She stops to sniff a dried worm on the sidewalk. Then she very carefully peels it up, carries it over to a particularly lush patch of lawn, sets it down, and then rolls all over it with glorious abandon. Because rolling on the worm on the sidewalk would be, you know, gauche.

*Actually, I’d love a life centered around knitting and novels, but no one seems to want to pay me for reading and playing with yarn.

Home again, home again, jiggedy-jig

I’ve just returned from spending a week with my eldest sister and her family in Peabody, Kansas. A hot, humid, Scrabble-game-losing week.* We knitted and shopped** and Linda cooked fabulous, rib-(and hip-, no doubt) sticking meals and we watched a couple of DVDs. Just the kind of low-key visit to satisfactorily wind up my low-key, high-enjoyment Summer of Not Moving, Finally.***

I took the dogs, of course, and my BIL and nephew had built fence panels so Ricky and Violet could have a secure area to play (a little — it was hot) and poop (a lot) in. Very generous of the men folk and much appreciated.

And now I must share my moment of my humiliation**** and Linda’s triumph. To fully appreciate this, you must know that Linda is a full 18 years older than I am (62 to my almost-44); she’s not only biologically old enough to be my mother but believably so — it was even less unusual for an 18 year old to become a mother in the early 1960s than it is now. First, though, I must share two other factors that I know led to my downfall, but while I can acknowledge them, they do nothing to lessen the pain: 1) I’ve stopped dyeing my hair, which is significantly gray (I’ve grayed younger than any other of my siblings*****) and 2) in the eyes of a 21 or 22 year-old, anyone much over 30 is simply ancient.

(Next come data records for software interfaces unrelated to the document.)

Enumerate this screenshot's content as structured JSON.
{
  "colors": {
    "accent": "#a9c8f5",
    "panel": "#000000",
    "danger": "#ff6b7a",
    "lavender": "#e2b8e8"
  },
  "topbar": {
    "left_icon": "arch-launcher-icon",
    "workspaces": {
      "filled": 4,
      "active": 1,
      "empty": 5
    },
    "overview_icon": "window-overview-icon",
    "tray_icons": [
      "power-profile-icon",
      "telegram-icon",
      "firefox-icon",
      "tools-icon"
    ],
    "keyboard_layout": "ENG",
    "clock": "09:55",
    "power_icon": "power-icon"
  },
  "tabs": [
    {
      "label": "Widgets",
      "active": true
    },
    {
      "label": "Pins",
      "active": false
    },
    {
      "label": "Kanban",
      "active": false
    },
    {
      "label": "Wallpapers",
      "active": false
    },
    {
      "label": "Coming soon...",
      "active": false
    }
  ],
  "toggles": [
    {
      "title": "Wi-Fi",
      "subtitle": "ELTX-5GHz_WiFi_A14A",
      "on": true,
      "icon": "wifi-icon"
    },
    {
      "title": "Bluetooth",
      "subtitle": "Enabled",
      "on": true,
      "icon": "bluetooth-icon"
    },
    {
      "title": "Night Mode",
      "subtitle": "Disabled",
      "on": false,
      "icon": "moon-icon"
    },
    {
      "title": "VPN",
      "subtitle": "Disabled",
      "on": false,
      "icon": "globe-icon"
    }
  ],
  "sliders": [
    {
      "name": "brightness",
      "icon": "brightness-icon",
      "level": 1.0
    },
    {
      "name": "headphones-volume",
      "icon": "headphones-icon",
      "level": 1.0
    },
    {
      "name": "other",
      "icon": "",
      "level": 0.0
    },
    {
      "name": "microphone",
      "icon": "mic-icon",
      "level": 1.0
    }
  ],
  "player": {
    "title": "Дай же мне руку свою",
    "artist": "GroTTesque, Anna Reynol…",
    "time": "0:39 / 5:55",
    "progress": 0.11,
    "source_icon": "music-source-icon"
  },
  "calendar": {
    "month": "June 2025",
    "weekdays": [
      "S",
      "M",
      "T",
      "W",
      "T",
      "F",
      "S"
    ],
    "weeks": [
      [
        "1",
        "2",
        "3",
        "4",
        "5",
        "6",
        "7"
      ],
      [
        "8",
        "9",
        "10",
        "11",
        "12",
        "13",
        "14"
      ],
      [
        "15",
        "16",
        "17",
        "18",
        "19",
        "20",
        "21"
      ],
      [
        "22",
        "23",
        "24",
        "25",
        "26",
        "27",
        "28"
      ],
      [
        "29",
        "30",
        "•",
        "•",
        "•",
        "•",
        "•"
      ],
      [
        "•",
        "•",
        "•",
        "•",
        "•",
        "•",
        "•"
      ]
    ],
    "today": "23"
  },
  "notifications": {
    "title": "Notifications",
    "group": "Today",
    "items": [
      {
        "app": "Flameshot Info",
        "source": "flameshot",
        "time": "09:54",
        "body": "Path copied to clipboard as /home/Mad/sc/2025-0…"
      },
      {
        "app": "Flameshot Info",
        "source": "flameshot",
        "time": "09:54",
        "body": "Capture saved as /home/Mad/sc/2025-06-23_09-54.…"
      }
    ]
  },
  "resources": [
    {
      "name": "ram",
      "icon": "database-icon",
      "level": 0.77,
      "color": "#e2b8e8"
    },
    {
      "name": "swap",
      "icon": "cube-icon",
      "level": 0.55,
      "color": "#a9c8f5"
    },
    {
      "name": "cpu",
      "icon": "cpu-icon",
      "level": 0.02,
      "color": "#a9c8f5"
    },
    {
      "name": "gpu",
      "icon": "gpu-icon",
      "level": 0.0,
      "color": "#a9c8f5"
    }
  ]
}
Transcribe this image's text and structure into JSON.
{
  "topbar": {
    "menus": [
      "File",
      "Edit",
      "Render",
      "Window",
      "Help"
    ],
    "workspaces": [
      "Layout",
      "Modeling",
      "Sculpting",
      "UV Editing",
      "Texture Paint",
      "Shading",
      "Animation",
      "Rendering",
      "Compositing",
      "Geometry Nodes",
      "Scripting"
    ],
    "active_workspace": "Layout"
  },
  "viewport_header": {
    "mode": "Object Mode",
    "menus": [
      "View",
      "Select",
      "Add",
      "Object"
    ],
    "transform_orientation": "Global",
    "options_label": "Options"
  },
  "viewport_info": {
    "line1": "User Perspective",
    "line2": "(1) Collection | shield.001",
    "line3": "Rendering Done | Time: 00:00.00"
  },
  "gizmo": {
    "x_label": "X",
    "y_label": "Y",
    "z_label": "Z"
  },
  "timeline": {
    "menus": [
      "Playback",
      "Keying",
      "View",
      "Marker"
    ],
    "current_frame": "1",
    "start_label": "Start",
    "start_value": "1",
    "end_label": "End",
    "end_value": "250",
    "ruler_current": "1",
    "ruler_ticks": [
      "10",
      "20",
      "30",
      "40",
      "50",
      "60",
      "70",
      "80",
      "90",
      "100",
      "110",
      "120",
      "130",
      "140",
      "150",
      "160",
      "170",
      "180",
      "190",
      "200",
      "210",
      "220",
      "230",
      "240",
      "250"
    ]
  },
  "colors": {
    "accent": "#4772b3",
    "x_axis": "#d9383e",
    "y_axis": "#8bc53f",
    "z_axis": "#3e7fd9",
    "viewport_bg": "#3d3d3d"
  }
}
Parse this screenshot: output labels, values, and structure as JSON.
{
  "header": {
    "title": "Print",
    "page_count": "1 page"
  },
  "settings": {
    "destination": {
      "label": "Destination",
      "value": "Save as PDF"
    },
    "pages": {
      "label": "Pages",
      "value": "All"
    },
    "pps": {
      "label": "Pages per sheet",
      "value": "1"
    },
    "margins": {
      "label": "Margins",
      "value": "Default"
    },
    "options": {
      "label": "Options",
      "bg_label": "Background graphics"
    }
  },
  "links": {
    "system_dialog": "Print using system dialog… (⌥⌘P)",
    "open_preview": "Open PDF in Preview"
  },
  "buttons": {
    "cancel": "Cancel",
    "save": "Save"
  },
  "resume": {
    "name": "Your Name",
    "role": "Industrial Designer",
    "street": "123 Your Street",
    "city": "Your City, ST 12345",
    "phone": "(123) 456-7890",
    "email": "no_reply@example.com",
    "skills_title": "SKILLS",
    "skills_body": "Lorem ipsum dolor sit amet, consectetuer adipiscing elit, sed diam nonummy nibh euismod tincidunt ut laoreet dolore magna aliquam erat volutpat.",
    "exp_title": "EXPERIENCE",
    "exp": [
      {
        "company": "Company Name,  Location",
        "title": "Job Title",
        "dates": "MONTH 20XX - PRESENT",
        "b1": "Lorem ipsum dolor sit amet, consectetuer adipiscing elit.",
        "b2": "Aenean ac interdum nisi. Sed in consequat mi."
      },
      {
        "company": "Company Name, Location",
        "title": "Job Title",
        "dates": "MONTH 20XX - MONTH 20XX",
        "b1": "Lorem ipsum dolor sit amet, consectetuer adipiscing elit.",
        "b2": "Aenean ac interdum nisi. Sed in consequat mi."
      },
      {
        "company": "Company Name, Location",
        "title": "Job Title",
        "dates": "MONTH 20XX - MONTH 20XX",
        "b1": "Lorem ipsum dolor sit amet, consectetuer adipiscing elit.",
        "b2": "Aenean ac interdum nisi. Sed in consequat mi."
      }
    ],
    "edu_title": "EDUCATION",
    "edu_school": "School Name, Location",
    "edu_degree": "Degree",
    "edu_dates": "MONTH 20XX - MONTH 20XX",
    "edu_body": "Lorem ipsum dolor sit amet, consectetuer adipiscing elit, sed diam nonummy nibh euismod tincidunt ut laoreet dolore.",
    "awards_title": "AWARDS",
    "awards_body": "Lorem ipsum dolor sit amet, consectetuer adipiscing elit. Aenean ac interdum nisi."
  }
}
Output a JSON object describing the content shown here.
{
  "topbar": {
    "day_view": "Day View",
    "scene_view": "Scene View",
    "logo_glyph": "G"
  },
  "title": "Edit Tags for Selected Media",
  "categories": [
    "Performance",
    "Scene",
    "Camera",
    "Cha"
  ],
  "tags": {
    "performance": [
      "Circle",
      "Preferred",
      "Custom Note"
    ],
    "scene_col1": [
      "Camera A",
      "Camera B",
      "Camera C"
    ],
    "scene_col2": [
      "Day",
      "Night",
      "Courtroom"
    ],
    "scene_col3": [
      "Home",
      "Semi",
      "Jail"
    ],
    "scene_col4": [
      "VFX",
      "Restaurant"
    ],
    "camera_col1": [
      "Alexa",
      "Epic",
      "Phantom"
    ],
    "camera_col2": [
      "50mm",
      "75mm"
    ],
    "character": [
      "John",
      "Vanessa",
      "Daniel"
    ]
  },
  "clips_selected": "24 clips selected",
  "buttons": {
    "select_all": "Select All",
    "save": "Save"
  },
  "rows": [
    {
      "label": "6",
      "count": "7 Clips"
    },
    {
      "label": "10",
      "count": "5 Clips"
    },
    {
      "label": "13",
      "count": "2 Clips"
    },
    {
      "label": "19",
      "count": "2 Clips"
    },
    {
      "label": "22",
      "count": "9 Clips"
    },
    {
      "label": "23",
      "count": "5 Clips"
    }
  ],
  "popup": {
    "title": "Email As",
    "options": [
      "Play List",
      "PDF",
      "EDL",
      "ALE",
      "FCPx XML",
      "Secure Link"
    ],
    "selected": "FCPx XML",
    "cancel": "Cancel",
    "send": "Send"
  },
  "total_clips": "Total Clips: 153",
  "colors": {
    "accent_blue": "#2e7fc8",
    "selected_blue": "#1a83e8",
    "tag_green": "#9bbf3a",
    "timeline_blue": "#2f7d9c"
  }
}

But still….

Linda and I went to a bead store in a nearby town to repair some of her jewelry and to make matching earrings (meaning that I repaired and made, and she was incredibly picky about the color and quality of every. single. freaking. bead. in. the. store). We were sitting at a work table and chatting with a young female employee; when Linda left to get some sodas, I mentioned to the young woman that I was visiting from Iowa and that Linda and I are sisters.

“How nice,” she said, with a big, welcoming Midwest smile, “which one of you is the older sister?”

*I won 1 game and lost 4 (or maybe 5; abject defeats blend together, I find). Linda used all seven letters on the first play of the game TWICE. That’s just not natural, I tell you.

**In a four-town radius. Approximately one funky little shop per little farm town.

*** Summer 2005, I moved from Ohio to Iowa. Summer 2006, I moved into my new home. This summer, I napped. A lot.

****The Scrabble loses aren’t humiliating; nothing that certain and habitual can retain the power to humiliate for 30+ years

*****doubtless because I’m the youngest and have had to endure their abuse my entire life******

****** Think abuse is too strong a word? When I was three or four and walked into the house from the yard, Linda would say to me, “Who are you, little girl? You don’t live here. Go on home,” while pushing me back out the door. I grew up to be me — an old boyfriend once commented that I had abandonment issues. Linda, of course, grew up to be an elementary school teacher.